> EXERCISE PROMPT:
Within the records, determine how many lines contain the word "спасибо". Your reply must consist of that number only.

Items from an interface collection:
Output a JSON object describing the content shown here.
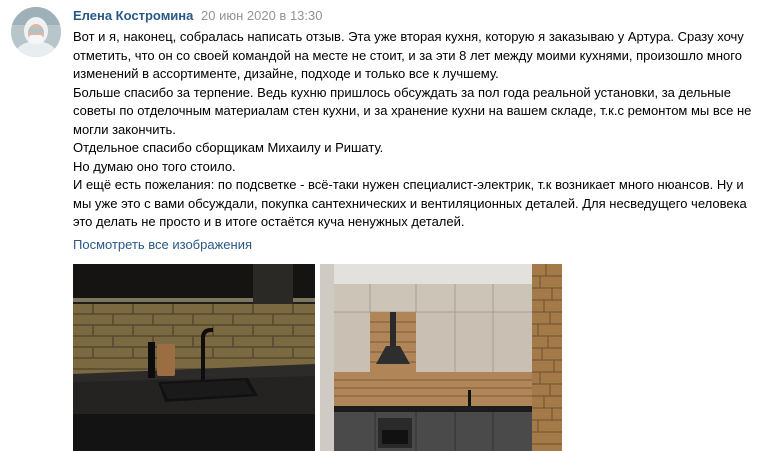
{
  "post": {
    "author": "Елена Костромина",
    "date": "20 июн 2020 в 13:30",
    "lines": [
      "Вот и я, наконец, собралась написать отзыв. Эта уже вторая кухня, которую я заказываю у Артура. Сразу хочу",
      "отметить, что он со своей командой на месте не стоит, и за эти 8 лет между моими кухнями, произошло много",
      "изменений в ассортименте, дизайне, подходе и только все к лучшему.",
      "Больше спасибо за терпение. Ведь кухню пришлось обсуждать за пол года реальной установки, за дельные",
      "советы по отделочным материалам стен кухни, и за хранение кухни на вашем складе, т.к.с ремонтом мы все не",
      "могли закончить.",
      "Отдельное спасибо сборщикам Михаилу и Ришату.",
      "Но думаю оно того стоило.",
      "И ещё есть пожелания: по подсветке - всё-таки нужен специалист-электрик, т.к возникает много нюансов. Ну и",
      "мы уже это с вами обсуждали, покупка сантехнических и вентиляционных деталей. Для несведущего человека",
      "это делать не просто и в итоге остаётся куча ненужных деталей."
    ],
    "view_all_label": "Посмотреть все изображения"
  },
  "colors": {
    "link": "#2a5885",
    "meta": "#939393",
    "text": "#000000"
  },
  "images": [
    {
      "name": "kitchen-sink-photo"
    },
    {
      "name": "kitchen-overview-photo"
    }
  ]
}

> WRITTEN REPLY:
2